TIKRIT, Iraq, April 5, (RTRS): At least 31 people were killed, including 14 police officers, and more than 40 wounded in attacks overnight by Islamic State militants in the northern Iraqi city of Tikrit, security and medical sources said on Wednesday.
The militants wore police uniforms and used a police vehicle to enter the city, 175 kms (110 miles) north of Baghdad, police colonel Khalid Mahmoud told Reuters. He said there were around 10 attackers, including two suicide bombers. Islamic State’s Amaq news agency said seven suicide fighters attacked a police position and the home of the head of the city’s counter-terrorism service, who was killed. The assailants blew themselves up when they ran out of ammunition, it said. A total of 31 bodies were taken to hospital, including 14 policemen, said Nawfal Mustafa, a doctor at the city’s main hospital. The death toll rose during the morning as the bodies of civilians killed in their shops were found.

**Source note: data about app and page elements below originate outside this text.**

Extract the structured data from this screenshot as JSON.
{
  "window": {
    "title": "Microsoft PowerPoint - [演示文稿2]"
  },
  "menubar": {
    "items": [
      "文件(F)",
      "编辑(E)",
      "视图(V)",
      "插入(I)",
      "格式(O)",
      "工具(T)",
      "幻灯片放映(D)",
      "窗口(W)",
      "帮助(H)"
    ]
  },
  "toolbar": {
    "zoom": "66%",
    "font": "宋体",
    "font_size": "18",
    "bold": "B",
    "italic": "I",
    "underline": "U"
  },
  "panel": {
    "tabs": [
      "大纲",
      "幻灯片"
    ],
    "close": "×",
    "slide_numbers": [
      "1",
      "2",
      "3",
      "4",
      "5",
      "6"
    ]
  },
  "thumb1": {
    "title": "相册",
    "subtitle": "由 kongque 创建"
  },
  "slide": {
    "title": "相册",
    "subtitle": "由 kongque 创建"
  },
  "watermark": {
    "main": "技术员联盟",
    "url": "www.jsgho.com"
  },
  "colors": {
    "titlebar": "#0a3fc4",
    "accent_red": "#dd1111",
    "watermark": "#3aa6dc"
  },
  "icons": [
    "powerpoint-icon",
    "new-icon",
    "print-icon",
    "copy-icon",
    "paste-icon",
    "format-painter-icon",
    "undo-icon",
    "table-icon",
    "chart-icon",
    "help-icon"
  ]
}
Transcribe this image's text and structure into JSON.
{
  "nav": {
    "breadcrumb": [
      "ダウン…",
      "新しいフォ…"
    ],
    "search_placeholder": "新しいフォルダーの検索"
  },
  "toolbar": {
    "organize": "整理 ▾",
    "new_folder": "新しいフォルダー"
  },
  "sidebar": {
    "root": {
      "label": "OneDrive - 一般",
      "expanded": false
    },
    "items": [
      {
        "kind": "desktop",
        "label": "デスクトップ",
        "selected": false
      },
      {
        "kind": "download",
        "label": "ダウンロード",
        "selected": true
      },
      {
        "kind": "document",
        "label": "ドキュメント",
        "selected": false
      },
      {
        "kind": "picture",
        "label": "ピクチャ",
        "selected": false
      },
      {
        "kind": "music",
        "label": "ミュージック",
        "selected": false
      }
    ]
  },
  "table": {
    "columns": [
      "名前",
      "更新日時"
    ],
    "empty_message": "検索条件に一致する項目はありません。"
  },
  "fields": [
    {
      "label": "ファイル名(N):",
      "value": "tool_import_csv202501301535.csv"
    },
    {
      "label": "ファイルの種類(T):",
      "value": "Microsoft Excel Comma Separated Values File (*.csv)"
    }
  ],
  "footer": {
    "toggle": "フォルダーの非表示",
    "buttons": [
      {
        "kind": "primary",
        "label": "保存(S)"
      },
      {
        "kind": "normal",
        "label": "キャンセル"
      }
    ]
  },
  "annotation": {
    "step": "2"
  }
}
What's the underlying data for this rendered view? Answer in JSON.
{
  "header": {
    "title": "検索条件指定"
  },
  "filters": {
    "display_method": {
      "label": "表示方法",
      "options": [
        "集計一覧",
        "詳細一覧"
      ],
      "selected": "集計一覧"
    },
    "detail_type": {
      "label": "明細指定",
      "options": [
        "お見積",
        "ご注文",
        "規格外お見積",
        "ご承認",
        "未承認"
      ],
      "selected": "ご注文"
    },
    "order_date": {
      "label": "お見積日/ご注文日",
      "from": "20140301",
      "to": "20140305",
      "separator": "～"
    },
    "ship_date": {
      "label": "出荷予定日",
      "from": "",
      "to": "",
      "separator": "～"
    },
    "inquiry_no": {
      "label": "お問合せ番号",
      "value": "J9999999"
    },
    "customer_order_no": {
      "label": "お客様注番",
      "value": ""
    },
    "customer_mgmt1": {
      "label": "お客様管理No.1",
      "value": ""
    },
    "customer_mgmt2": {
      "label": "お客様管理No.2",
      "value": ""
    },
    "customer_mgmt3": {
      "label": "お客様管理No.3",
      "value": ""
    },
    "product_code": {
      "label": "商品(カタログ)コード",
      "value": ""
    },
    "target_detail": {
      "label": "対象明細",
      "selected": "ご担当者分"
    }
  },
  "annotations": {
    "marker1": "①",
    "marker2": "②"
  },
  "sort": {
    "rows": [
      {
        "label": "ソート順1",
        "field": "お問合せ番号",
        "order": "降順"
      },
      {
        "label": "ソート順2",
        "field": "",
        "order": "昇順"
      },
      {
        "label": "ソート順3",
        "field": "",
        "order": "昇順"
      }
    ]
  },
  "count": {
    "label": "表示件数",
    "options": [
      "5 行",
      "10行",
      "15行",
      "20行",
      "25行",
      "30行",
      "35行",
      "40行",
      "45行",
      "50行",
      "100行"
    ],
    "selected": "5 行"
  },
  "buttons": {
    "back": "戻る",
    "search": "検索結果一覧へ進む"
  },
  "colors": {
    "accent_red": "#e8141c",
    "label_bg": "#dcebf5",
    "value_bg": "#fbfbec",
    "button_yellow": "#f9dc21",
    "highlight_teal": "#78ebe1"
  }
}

The attacks targeted a police checkpoint and the house of a police colonel, who was killed with four members of his family, officers said. Two suicide attackers detonated their vests when surrounded by police, and three others were killed in separate clashes. Five militants are thought to be hiding and Mahmoud said Tikrit authorities had declared a curfew on Wednesday. Sporadic gunfire could be heard in the morning.
A US-backed offensive is underway to dislodge Islamic State from the remaining districts under its control in Mosul, 225 kms away, the group’s last major urban stronghold in Iraq. The militants overran about a third of Iraq’s territory nearly three years ago, capturing most Sunni Arab cities located north and west of Baghdad, including Tikrit. Iraqi forces and Iranian-backed Shi’ite militias drove the militants away from Tikrit two years ago.
Tikrit is the home region of Saddam Hussein, the former president toppled in the 2003 US-led invasion of Iraq. In other news, US President Donald Trump’s son-in-law, Jared Kushner, voiced optimism about the long-term US alliance with Iraq’s military and its campaign to retake Mosul from Islamic State on Tuesday, as he visited a base about 10 miles (16 kms) from the city. Kushner was on the last day of a twoday trip to Iraq as the guest of Marine General Joseph Dunford, chairman of the US military’s Joint Chiefs of Staff. The visit to the Hammam al-Alil base included an operational briefing from Iraqi and US commanders.
The trip has demonstrated the farreaching portfolio of Kushner, 36, who is part of Trump’s innermost circle and who has been given a wide range of domestic and foreign policy responsibilities, including working on a Middle East peace deal. His views on Iraq could shape Trump’s own opinions. It comes as Trump is examining ways to accelerate a US-led coalition campaign that US and Iraqi officials say has so far been largely successful in uprooting Islamic State militants in Iraq and Syria. Mosul is by far the biggest city to have been held by Islamic State, and winning it back would largely destroy the Iraqi part of the group’s “caliphate,” proclaimed from a Mosul mosque in 2014.
There are mounting concerns about civilian casualties in the final phases of the assault and questions about how quickly Mosul can be rebuilt, repopulated and governed in a way that avoids alienating its Sunni-majority population. The Mosul battle, the biggest in Iraq since the US-led invasion in 2003, has been under way since October, with 100,000 Iraqi troops, Kurdish fighters and Shi’ite militiamen seeking to drive out the militants with the support of US-led air strikes. Although Trump campaigned on defeating the hardline Sunni militant group, he has not announced any major changes to war strategy and it is unclear how Kushner’s experience in Iraq might shape his advice to the president. Speaking after lengthy battlefield reports from Iraq’s military, Kushner sounded upbeat about the campaign and said the partnership between US and Iraqi troops was “very impressive.” He expressed hope the partnership would be enduring, signaling White House interest in longer-term US military assistance. “I hope the victory that you have in Mosul in the near future will not just be a victory for the American and Iraqi troops but it will be a victory for the world,” Kushner said. On Tuesday, Islamic State issued its first official remarks referring to Trump since he assumed the US presidency in January, describing him as an “idiot.”